• **YOUR INSTRUCTIONS**
In the data that follows, determine how many lines contain the word "cross", and give only that number.

[Data about app and page elements]
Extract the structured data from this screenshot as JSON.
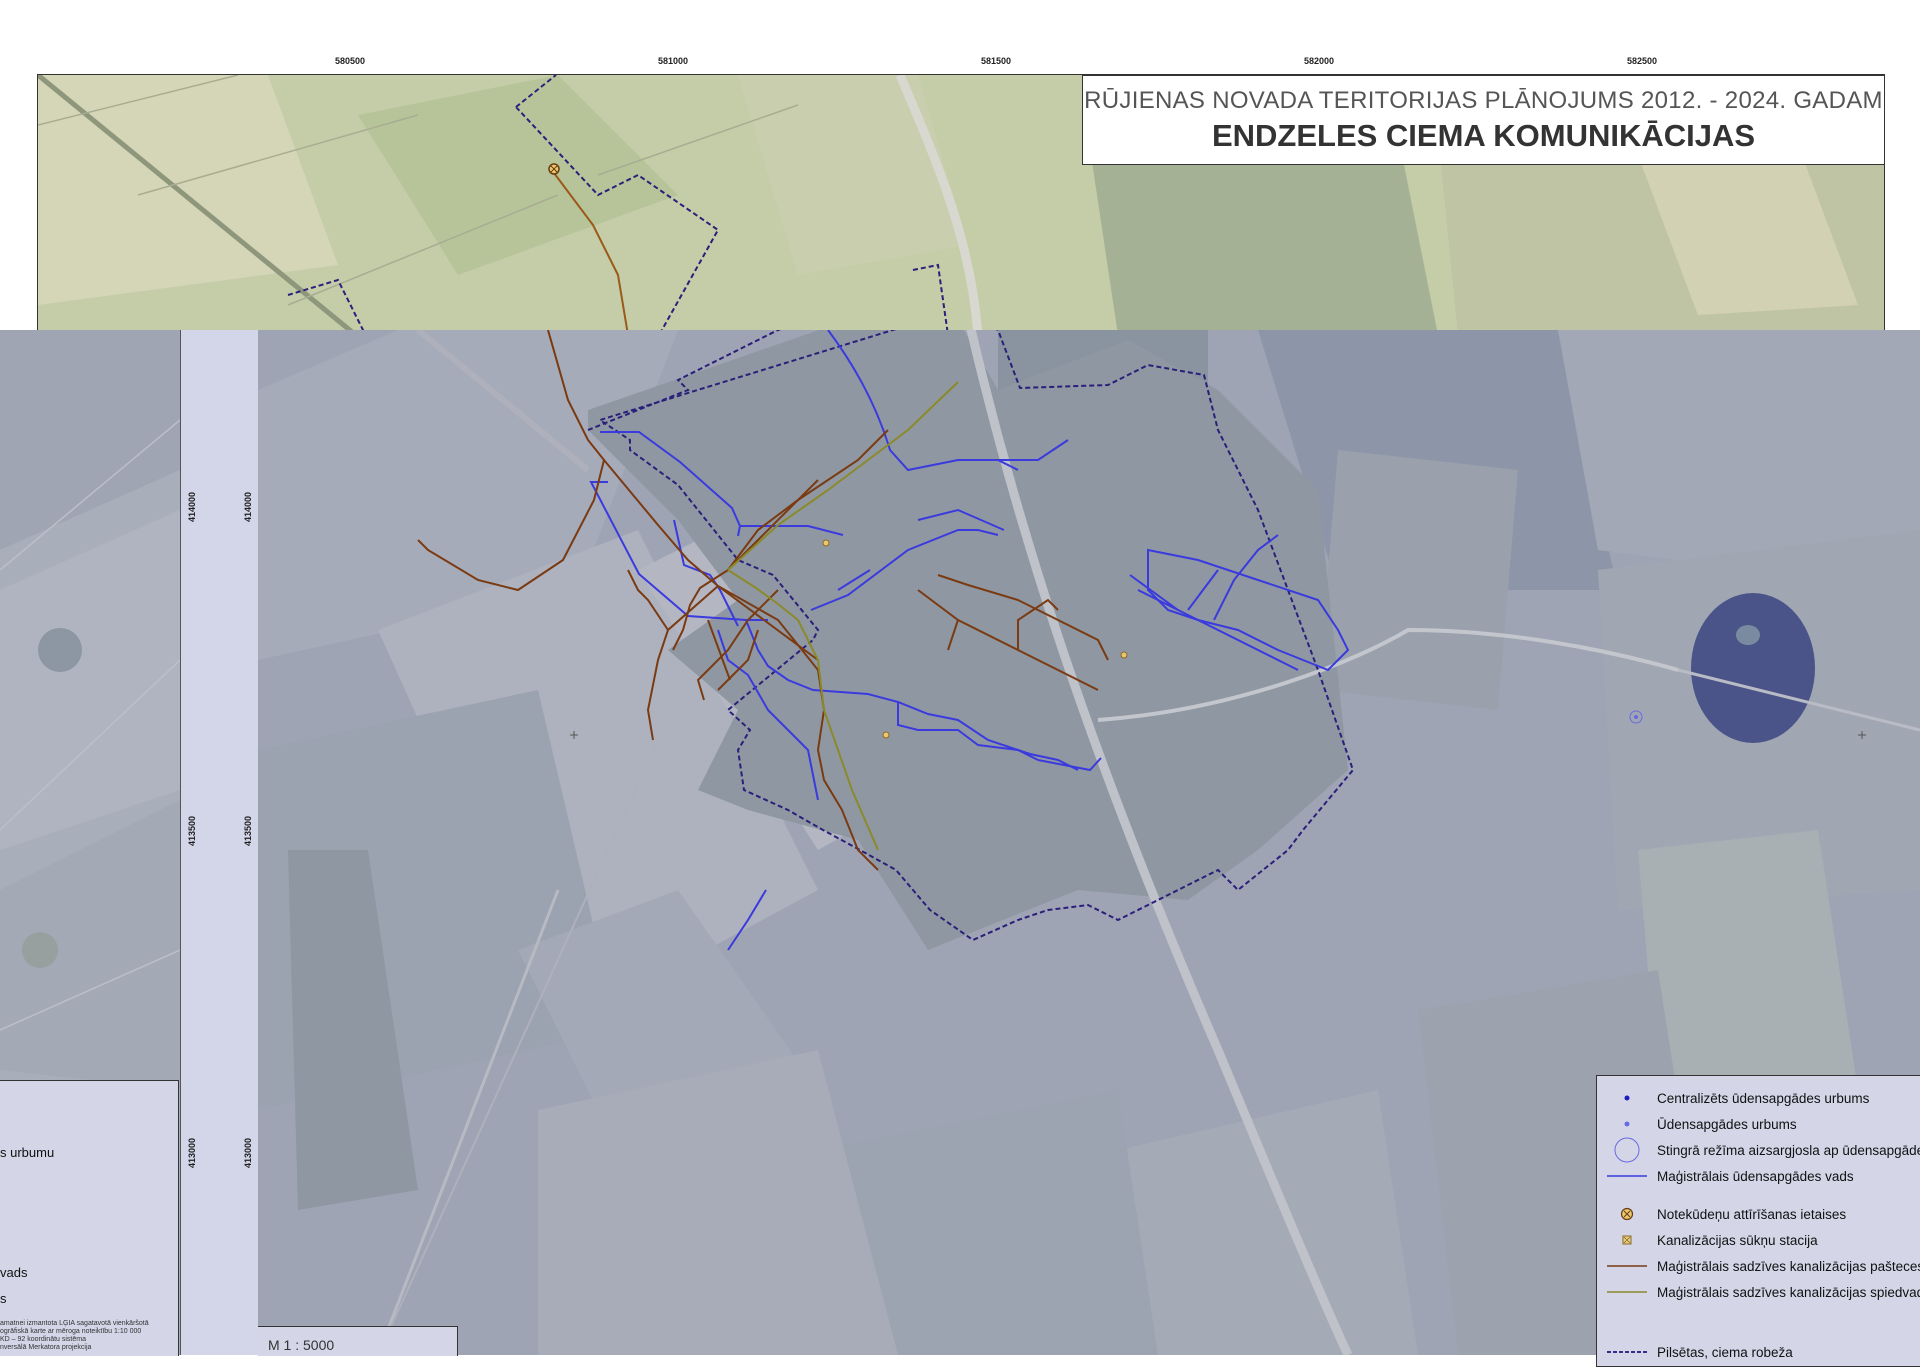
{
  "top_ticks": [
    "580500",
    "581000",
    "581500",
    "582000",
    "582500"
  ],
  "side_ticks": [
    "414000",
    "413500",
    "413000"
  ],
  "title": {
    "line1": "RŪJIENAS NOVADA TERITORIJAS PLĀNOJUMS 2012. - 2024. GADAM",
    "line2": "ENDZELES CIEMA KOMUNIKĀCIJAS"
  },
  "legend": {
    "items": [
      {
        "label": "Centralizēts ūdensapgādes urbums",
        "symbol": "dot-blue-dark",
        "color": "#1d1dbf"
      },
      {
        "label": "Ūdensapgādes urbums",
        "symbol": "dot-blue-light",
        "color": "#6a6ae0"
      },
      {
        "label": "Stingrā režīma aizsargjosla ap ūdensapgādes",
        "symbol": "circle-outline",
        "color": "#6a6ae0"
      },
      {
        "label": "Maģistrālais ūdensapgādes vads",
        "symbol": "line-blue",
        "color": "#3a3adf"
      },
      {
        "label": "Notekūdeņu attīrīšanas ietaises",
        "symbol": "circle-cross",
        "color": "#6b3b10"
      },
      {
        "label": "Kanalizācijas sūkņu stacija",
        "symbol": "square-cross",
        "color": "#c8a23a"
      },
      {
        "label": "Maģistrālais sadzīves kanalizācijas pašteces",
        "symbol": "line-brown",
        "color": "#7a3a12"
      },
      {
        "label": "Maģistrālais sadzīves kanalizācijas spiedvad",
        "symbol": "line-olive",
        "color": "#8a8a2a"
      },
      {
        "label": "Pilsētas, ciema robeža",
        "symbol": "line-dash",
        "color": "#3a2a8a"
      }
    ]
  },
  "left_legend": {
    "items": [
      "s urbumu",
      "vads",
      "s"
    ],
    "notes": [
      "amatnei izmantota LĢIA sagatavotā vienkāršotā",
      "ogrāfiskā karte ar mēroga noteiktību 1:10 000",
      "KD – 92 koordinātu sistēma",
      "nversālā Merkatora projekcija"
    ]
  },
  "scale": "M 1 : 5000",
  "colors": {
    "water": "#3a3adf",
    "sewer_gravity": "#7a3a12",
    "sewer_pressure": "#8a8a2a",
    "boundary": "#3a2a8a"
  }
}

• **SOLUTION**
2